* [EXERCISE BRIEF]
Copy each line of the data beneath in which the word "PCCLIENT" appears.

▶

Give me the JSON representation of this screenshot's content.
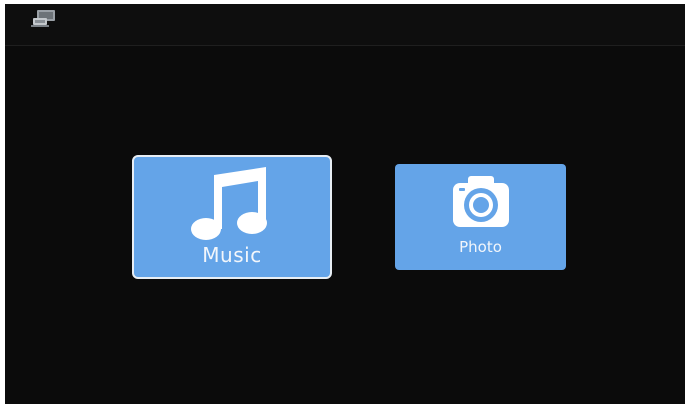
{
  "header": {
    "source_icon": "media-source-icon"
  },
  "menu": {
    "items": [
      {
        "label": "Music",
        "icon": "music-note-icon",
        "selected": true
      },
      {
        "label": "Photo",
        "icon": "camera-icon",
        "selected": false
      }
    ]
  },
  "colors": {
    "background": "#0b0b0b",
    "tile": "#64a4e8",
    "selected_border": "#e8eef4",
    "text": "#f2f6fb"
  }
}
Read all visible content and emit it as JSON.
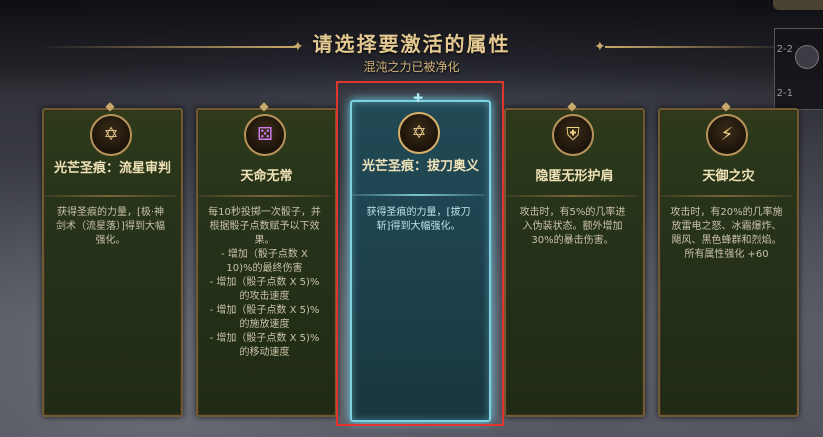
{
  "header": {
    "title": "请选择要激活的属性",
    "subtitle": "混沌之力已被净化"
  },
  "side": {
    "label_1": "2-2",
    "label_2": "2-1"
  },
  "cards": [
    {
      "name": "光芒圣痕：流星审判",
      "icon": "hexagram-star-icon",
      "description": "获得圣痕的力量，[极·神剑术（流星落）]得到大幅强化。",
      "selected": false
    },
    {
      "name": "天命无常",
      "icon": "purple-dice-icon",
      "description": "每10秒投掷一次骰子，并根据骰子点数赋予以下效果。\n- 增加（骰子点数 X 10)%的最终伤害\n- 增加（骰子点数 X 5)%的攻击速度\n- 增加（骰子点数 X 5)%的施放速度\n- 增加（骰子点数 X 5)%的移动速度",
      "selected": false
    },
    {
      "name": "光芒圣痕：拔刀奥义",
      "icon": "hexagram-star-icon",
      "description": "获得圣痕的力量，[拔刀斩]得到大幅强化。",
      "selected": true
    },
    {
      "name": "隐匿无形护肩",
      "icon": "shoulder-guard-icon",
      "description": "攻击时，有5%的几率进入伪装状态。额外增加30%的暴击伤害。",
      "selected": false
    },
    {
      "name": "天御之灾",
      "icon": "storm-shield-icon",
      "description": "攻击时，有20%的几率施放雷电之怒、冰霜爆炸、飓风、黑色蜂群和烈焰。所有属性强化 +60",
      "selected": false
    }
  ],
  "colors": {
    "title": "#e3c991",
    "card_border": "#6e5a34",
    "selected_border": "#7fd0e0",
    "highlight": "#e0342f"
  }
}
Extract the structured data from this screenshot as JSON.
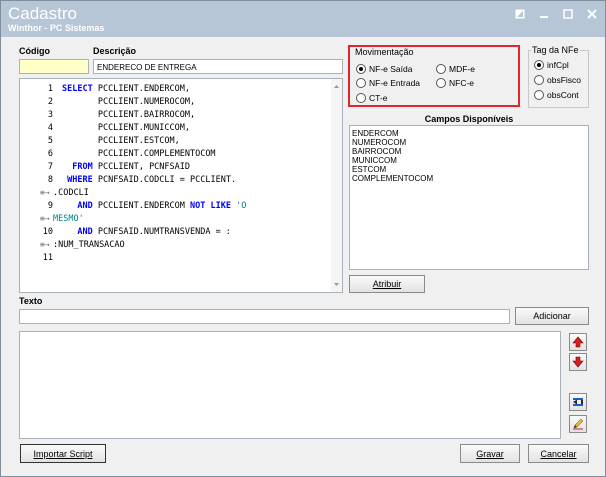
{
  "window": {
    "title": "Cadastro",
    "subtitle": "Winthor - PC Sistemas",
    "buttons": [
      "restore-icon",
      "minimize-icon",
      "maximize-icon",
      "close-icon"
    ]
  },
  "fields": {
    "codigo_label": "Código",
    "codigo_value": "",
    "descricao_label": "Descrição",
    "descricao_value": "ENDERECO DE ENTREGA",
    "texto_label": "Texto",
    "texto_value": ""
  },
  "sql_editor": {
    "lines": [
      {
        "num": "1",
        "text": "SELECT PCCLIENT.ENDERCOM,"
      },
      {
        "num": "2",
        "text": "       PCCLIENT.NUMEROCOM,"
      },
      {
        "num": "3",
        "text": "       PCCLIENT.BAIRROCOM,"
      },
      {
        "num": "4",
        "text": "       PCCLIENT.MUNICCOM,"
      },
      {
        "num": "5",
        "text": "       PCCLIENT.ESTCOM,"
      },
      {
        "num": "6",
        "text": "       PCCLIENT.COMPLEMENTOCOM"
      },
      {
        "num": "7",
        "text": "  FROM PCCLIENT, PCNFSAID"
      },
      {
        "num": "8",
        "text": " WHERE PCNFSAID.CODCLI = PCCLIENT."
      },
      {
        "num": "",
        "text": ".CODCLI",
        "wrap": true
      },
      {
        "num": "9",
        "text": "   AND PCCLIENT.ENDERCOM NOT LIKE 'O"
      },
      {
        "num": "",
        "text": "MESMO'",
        "wrap": true
      },
      {
        "num": "10",
        "text": "   AND PCNFSAID.NUMTRANSVENDA = :"
      },
      {
        "num": "",
        "text": ":NUM_TRANSACAO",
        "wrap": true
      },
      {
        "num": "11",
        "text": ""
      }
    ]
  },
  "movimentacao": {
    "title": "Movimentação",
    "options": [
      "NF-e Saída",
      "MDF-e",
      "NF-e Entrada",
      "NFC-e",
      "CT-e"
    ],
    "selected": "NF-e Saída"
  },
  "tag_nfe": {
    "title": "Tag da NFe",
    "options": [
      "infCpl",
      "obsFisco",
      "obsCont"
    ],
    "selected": "infCpl"
  },
  "campos": {
    "title": "Campos Disponíveis",
    "items": [
      "ENDERCOM",
      "NUMEROCOM",
      "BAIRROCOM",
      "MUNICCOM",
      "ESTCOM",
      "COMPLEMENTOCOM"
    ]
  },
  "buttons": {
    "atribuir": "Atribuir",
    "adicionar": "Adicionar",
    "importar": "Importar Script",
    "gravar": "Gravar",
    "cancelar": "Cancelar"
  },
  "side_icons": [
    "arrow-up-icon",
    "arrow-down-icon",
    "insert-field-icon",
    "edit-pencil-icon"
  ],
  "colors": {
    "title_bar": "#b6c6d6",
    "highlight_border": "#e0262e",
    "code_keyword": "#0000ff",
    "code_string": "#008080"
  }
}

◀

* [PROBLEM SOLUTION]
        "text": "SELECT PCCLIENT.ENDERCOM,"
        "text": "       PCCLIENT.NUMEROCOM,"
        "text": "       PCCLIENT.BAIRROCOM,"
        "text": "       PCCLIENT.MUNICCOM,"
        "text": "       PCCLIENT.ESTCOM,"
        "text": "       PCCLIENT.COMPLEMENTOCOM"
        "text": "  FROM PCCLIENT, PCNFSAID"
        "text": " WHERE PCNFSAID.CODCLI = PCCLIENT."
        "text": "   AND PCCLIENT.ENDERCOM NOT LIKE 'O"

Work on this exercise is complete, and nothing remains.